This past weekend the New York Times published reporter Scott Shane’s investigation into the domestic system of detention for those convicted of terrorism. It turns out Guantanamo, and military tribunals, are far from the full story when it comes to locking up terrorists:
In recent weeks, Congress has reignited an old debate, with some arguing that only military justice is appropriate for terrorist suspects. But military tribunals have proved excruciatingly slow and imprisonment at Guantánamo hugely costly — $800,000 per inmate a year, compared with $25,000 in federal prison.
The criminal justice system, meanwhile, has absorbed the surge of terrorism cases since 2001 without calamity, and without the international criticism that Guantánamo has attracted for holding prisoners without trial.
The numbers involved are eye-opening, even considering what I consider the generally inflated reporting on every far-fetched plot broken up in the planning stages (not to say there haven’t been serious threats, but to point out that groups that ask for boots from their FBI informant are likely not an imminent threat to blow up the Sears Tower):
Big numbers. Today, 171 prisoners remain at Guantánamo. As of Oct. 1, the federal Bureau of Prisons reported that it was holding 362 people convicted in terrorism-related cases, 269 with what the bureau calls a connection to international terrorism — up from just 50 in 2000. An additional 93 inmates have a connection to domestic terrorism.
Lengthy sentences. Terrorists who plotted to massacre Americans are likely to die in prison. Faisal Shahzad, who tried to set off a car bomb in Times Square in 2010, is serving a sentence of life without parole at the Supermax, as are Zacarias Moussaoui, a Qaeda operative arrested in 2001, and Mr. Reid, the shoe bomber, among others. But many inmates whose conduct fell far short of outright terrorism are serving sentences of a decade or more, the result of a calculated prevention strategy to sideline radicals well before they could initiate deadly plots.
The conduct of those responsible for operating these detention centers is also called into question (for a summary of the issues involved, see this HSPI/CIAG joint report “Getting Ahead of Prisoner Radicalization”:
Special units. Since 2006, the Bureau of Prisons has moved many of those convicted in terrorism cases to two special units that severely restrict visits and phone calls. But in creating what are Muslim-dominated units, prison officials have inadvertently fostered a sense of solidarity and defiance, and set off a long-running legal dispute over limits on group prayer. Officials have warned in court filings about the danger of radicalization, but the Bureau of Prisons has nothing comparable to the deradicalization programs instituted in many countries.
Both the Obama administration and Republicans in Congress often cite the threat of homegrown terrorism. But the Bureau of Prisons has proven remarkably resistant to outside scrutiny of the inmates it houses, who might offer a unique window on the problem.
In 2009, a group of scholars proposed interviewing people imprisoned in terrorism cases about how they took that path. The Department of Homeland Security approved the proposal and offered financing. But the Bureau of Prisons refused to grant access, saying the project would require too much staff time.

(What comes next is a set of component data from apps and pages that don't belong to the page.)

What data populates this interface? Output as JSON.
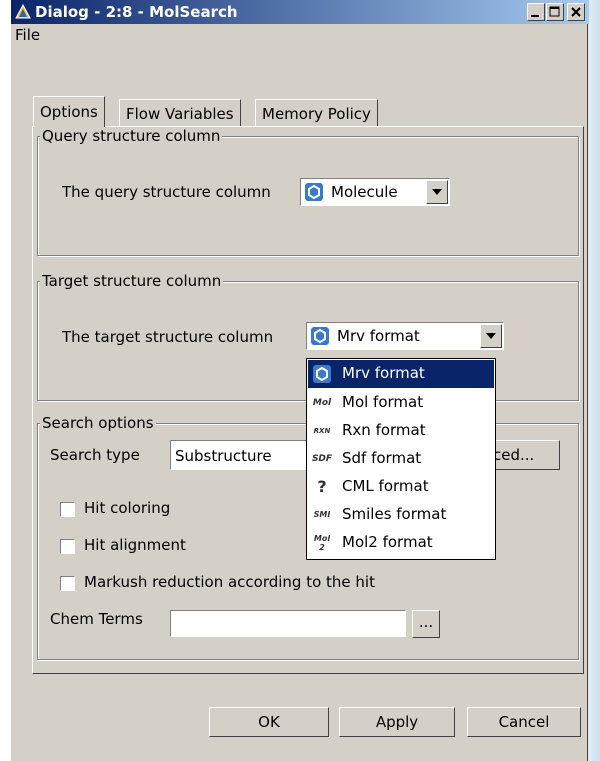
{
  "window": {
    "title": "Dialog - 2:8 - MolSearch",
    "controls": [
      "minimize",
      "maximize",
      "close"
    ]
  },
  "menu": {
    "file": "File"
  },
  "tabs": [
    {
      "label": "Options",
      "active": true
    },
    {
      "label": "Flow Variables",
      "active": false
    },
    {
      "label": "Memory Policy",
      "active": false
    }
  ],
  "query_group": {
    "title": "Query structure column",
    "label": "The query structure column",
    "selected": "Molecule"
  },
  "target_group": {
    "title": "Target structure column",
    "label": "The target structure column",
    "selected": "Mrv format"
  },
  "dropdown": {
    "items": [
      {
        "label": "Mrv format",
        "icon": "molecule-ring-icon",
        "selected": true
      },
      {
        "label": "Mol format",
        "icon": "mol-icon",
        "badge": "Mol"
      },
      {
        "label": "Rxn format",
        "icon": "rxn-icon",
        "badge": "RXN"
      },
      {
        "label": "Sdf format",
        "icon": "sdf-icon",
        "badge": "SDF"
      },
      {
        "label": "CML format",
        "icon": "question-icon",
        "badge": "?"
      },
      {
        "label": "Smiles format",
        "icon": "smi-icon",
        "badge": "SMI"
      },
      {
        "label": "Mol2 format",
        "icon": "mol2-icon",
        "badge": "Mol 2"
      }
    ]
  },
  "search_group": {
    "title": "Search options",
    "search_type_label": "Search type",
    "search_type_value": "Substructure",
    "advanced_partial": "ced...",
    "hit_coloring": "Hit coloring",
    "hit_alignment": "Hit alignment",
    "markush": "Markush reduction according to the hit",
    "chem_terms_label": "Chem Terms",
    "chem_terms_value": "",
    "browse": "..."
  },
  "buttons": {
    "ok": "OK",
    "apply": "Apply",
    "cancel": "Cancel"
  },
  "colors": {
    "dialog_bg": "#d4d0c8",
    "title_start": "#0a246a",
    "title_end": "#a6caf0",
    "selection": "#0a246a"
  }
}
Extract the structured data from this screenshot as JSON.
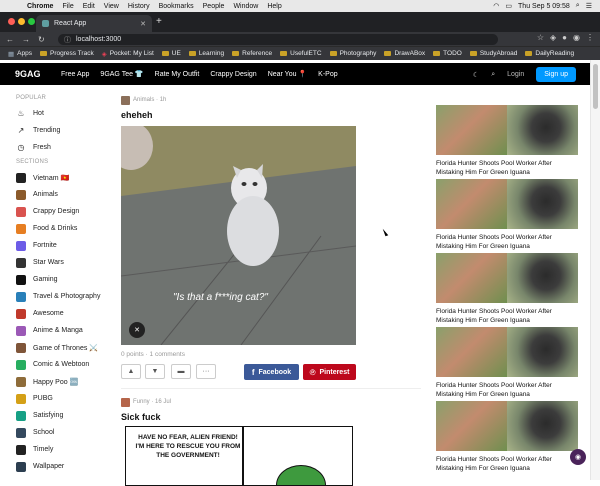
{
  "menubar": {
    "apple": "",
    "items": [
      "Chrome",
      "File",
      "Edit",
      "View",
      "History",
      "Bookmarks",
      "People",
      "Window",
      "Help"
    ],
    "clock": "Thu Sep 5  09:58"
  },
  "browser": {
    "tab_title": "React App",
    "url": "localhost:3000",
    "bookmarks": [
      "Apps",
      "Progress Track",
      "Pocket: My List",
      "UE",
      "Learning",
      "Reference",
      "UsefulETC",
      "Photography",
      "DrawABox",
      "TODO",
      "StudyAbroad",
      "DailyReading"
    ]
  },
  "header": {
    "logo": "9GAG",
    "nav": [
      "Free App",
      "9GAG Tee 👕",
      "Rate My Outfit",
      "Crappy Design",
      "Near You 📍",
      "K-Pop"
    ],
    "login": "Login",
    "signup": "Sign up"
  },
  "sidebar": {
    "popular_heading": "POPULAR",
    "popular": [
      {
        "label": "Hot",
        "icon": "flame-icon"
      },
      {
        "label": "Trending",
        "icon": "trending-icon"
      },
      {
        "label": "Fresh",
        "icon": "clock-icon"
      }
    ],
    "sections_heading": "SECTIONS",
    "sections": [
      {
        "label": "Vietnam 🇻🇳",
        "color": "#222222"
      },
      {
        "label": "Animals",
        "color": "#8b5a2b"
      },
      {
        "label": "Crappy Design",
        "color": "#d9534f"
      },
      {
        "label": "Food & Drinks",
        "color": "#e67e22"
      },
      {
        "label": "Fortnite",
        "color": "#6c5ce7"
      },
      {
        "label": "Star Wars",
        "color": "#333333"
      },
      {
        "label": "Gaming",
        "color": "#111111"
      },
      {
        "label": "Travel & Photography",
        "color": "#2980b9"
      },
      {
        "label": "Awesome",
        "color": "#c0392b"
      },
      {
        "label": "Anime & Manga",
        "color": "#9b59b6"
      },
      {
        "label": "Game of Thrones ⚔️",
        "color": "#7f5539"
      },
      {
        "label": "Comic & Webtoon",
        "color": "#27ae60"
      },
      {
        "label": "Happy Poo 🆒",
        "color": "#8e6c3a"
      },
      {
        "label": "PUBG",
        "color": "#d4a017"
      },
      {
        "label": "Satisfying",
        "color": "#16a085"
      },
      {
        "label": "School",
        "color": "#34495e"
      },
      {
        "label": "Timely",
        "color": "#222222"
      },
      {
        "label": "Wallpaper",
        "color": "#2c3e50"
      }
    ]
  },
  "posts": [
    {
      "section": "Animals",
      "time": "1h",
      "title": "eheheh",
      "caption": "\"Is that a f***ing cat?\"",
      "stats": "0 points · 1 comments",
      "facebook": "Facebook",
      "pinterest": "Pinterest"
    },
    {
      "section": "Funny",
      "time": "16 Jul",
      "title": "Sick fuck",
      "comic_text": "HAVE NO FEAR, ALIEN FRIEND! I'M HERE TO RESCUE YOU FROM THE GOVERNMENT!"
    }
  ],
  "featured": [
    {
      "title": "Florida Hunter Shoots Pool Worker After Mistaking Him For Green Iguana"
    },
    {
      "title": "Florida Hunter Shoots Pool Worker After Mistaking Him For Green Iguana"
    },
    {
      "title": "Florida Hunter Shoots Pool Worker After Mistaking Him For Green Iguana"
    },
    {
      "title": "Florida Hunter Shoots Pool Worker After Mistaking Him For Green Iguana"
    },
    {
      "title": "Florida Hunter Shoots Pool Worker After Mistaking Him For Green Iguana"
    }
  ],
  "colors": {
    "brand_black": "#000000",
    "signup_blue": "#0099ff",
    "facebook": "#3b5998",
    "pinterest": "#bd081c"
  }
}
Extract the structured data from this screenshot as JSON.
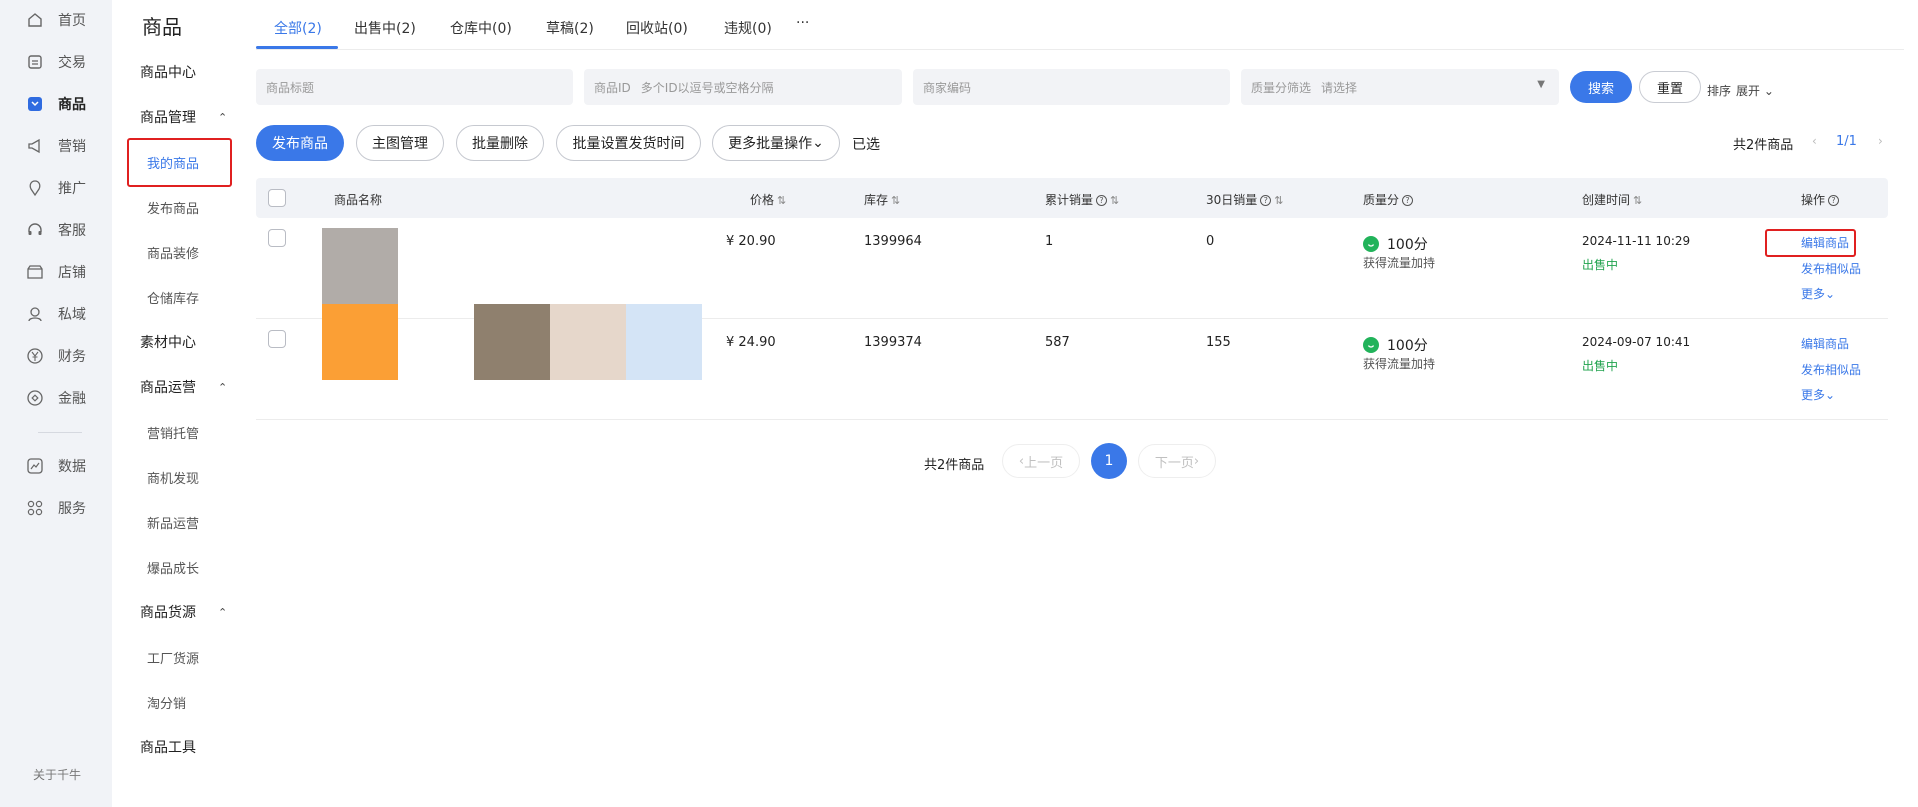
{
  "nav": {
    "items": [
      {
        "icon": "home-icon",
        "label": "首页"
      },
      {
        "icon": "trade-icon",
        "label": "交易"
      },
      {
        "icon": "product-icon",
        "label": "商品"
      },
      {
        "icon": "megaphone-icon",
        "label": "营销"
      },
      {
        "icon": "promote-icon",
        "label": "推广"
      },
      {
        "icon": "headset-icon",
        "label": "客服"
      },
      {
        "icon": "store-icon",
        "label": "店铺"
      },
      {
        "icon": "private-domain-icon",
        "label": "私域"
      },
      {
        "icon": "yuan-icon",
        "label": "财务"
      },
      {
        "icon": "finance-icon",
        "label": "金融"
      },
      {
        "icon": "chart-icon",
        "label": "数据"
      },
      {
        "icon": "grid-icon",
        "label": "服务"
      }
    ],
    "about": "关于千牛"
  },
  "subnav": {
    "title": "商品",
    "product_center": "商品中心",
    "product_mgmt": "商品管理",
    "my_products": "我的商品",
    "publish_product": "发布商品",
    "product_decor": "商品装修",
    "warehouse": "仓储库存",
    "material_center": "素材中心",
    "product_ops": "商品运营",
    "marketing_hosting": "营销托管",
    "opportunity": "商机发现",
    "new_product_ops": "新品运营",
    "hot_growth": "爆品成长",
    "product_supply": "商品货源",
    "factory_supply": "工厂货源",
    "taofenxiao": "淘分销",
    "product_tools": "商品工具"
  },
  "tabs": [
    "全部(2)",
    "出售中(2)",
    "仓库中(0)",
    "草稿(2)",
    "回收站(0)",
    "违规(0)",
    "···"
  ],
  "filters": {
    "title_placeholder": "商品标题",
    "id_label": "商品ID",
    "id_placeholder": "多个ID以逗号或空格分隔",
    "code_placeholder": "商家编码",
    "quality_label": "质量分筛选",
    "quality_placeholder": "请选择",
    "search": "搜索",
    "reset": "重置",
    "sort": "排序",
    "expand": "展开"
  },
  "actions": {
    "publish": "发布商品",
    "main_image": "主图管理",
    "batch_delete": "批量删除",
    "batch_ship_time": "批量设置发货时间",
    "more_batch": "更多批量操作",
    "selected": "已选",
    "total_top": "共2件商品",
    "page_mini": "1/1"
  },
  "table": {
    "headers": {
      "name": "商品名称",
      "price": "价格",
      "stock": "库存",
      "total_sales": "累计销量",
      "sales30": "30日销量",
      "quality": "质量分",
      "created": "创建时间",
      "ops": "操作"
    },
    "rows": [
      {
        "price": "¥ 20.90",
        "stock": "1399964",
        "total_sales": "1",
        "sales30": "0",
        "quality_score": "100分",
        "quality_note": "获得流量加持",
        "created": "2024-11-11 10:29",
        "status": "出售中",
        "edit": "编辑商品",
        "similar": "发布相似品",
        "more": "更多"
      },
      {
        "price": "¥ 24.90",
        "stock": "1399374",
        "total_sales": "587",
        "sales30": "155",
        "quality_score": "100分",
        "quality_note": "获得流量加持",
        "created": "2024-09-07 10:41",
        "status": "出售中",
        "edit": "编辑商品",
        "similar": "发布相似品",
        "more": "更多"
      }
    ]
  },
  "pagination": {
    "total": "共2件商品",
    "prev": "上一页",
    "current": "1",
    "next": "下一页"
  },
  "colors": {
    "accent": "#3a78e8",
    "highlight_box": "#e02020",
    "status_green": "#21a34e",
    "nav_bg": "#f1f3f7"
  }
}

“There’s a huge national debate about how dangerous these people are,” said Gary LaFree, director of a national terrorism study center at the University of Maryland, who was lead author of the proposal. “I just think, as a citizen, somebody ought to be studying this.”
The article addresses the basic issue of the tradeoff between security and justice, and in my mind clearly comes out on the side of justice. The reporter gives his story several faces in his exploration of a few cases. The convicted, as well as their family and friends, can be read as arguing that sentences were too heavy for the infractions involved. However there does not seem to be any true miscarriages of justice. No innocent individual convicted on terrorism-related charges that in some way were not connected with the activities of which they were accused. I do not believe that true justice has been carried out in every domestic terrorism case, history of the wrongly convicted in other criminal areas is too overwhelming. Considering law enforcement’s focus on terrorism, perhaps the term near-hysteria could be applied for that period following shortly after 9/11 where a sleeper cell was suspected in every town, that the scales of justice do not appear dangerously unbalanced is of some relief.
The other important that emerges from this story is that our existing justice system appears up to the task of dealing with the issue of terrorism. Compared against the costs and success of military tribunals and incarceration at Guantanamo, it should be a no-brainer to depend on domestic prisons and existing civilian judicial instruments. Unfortunately, that is not happening.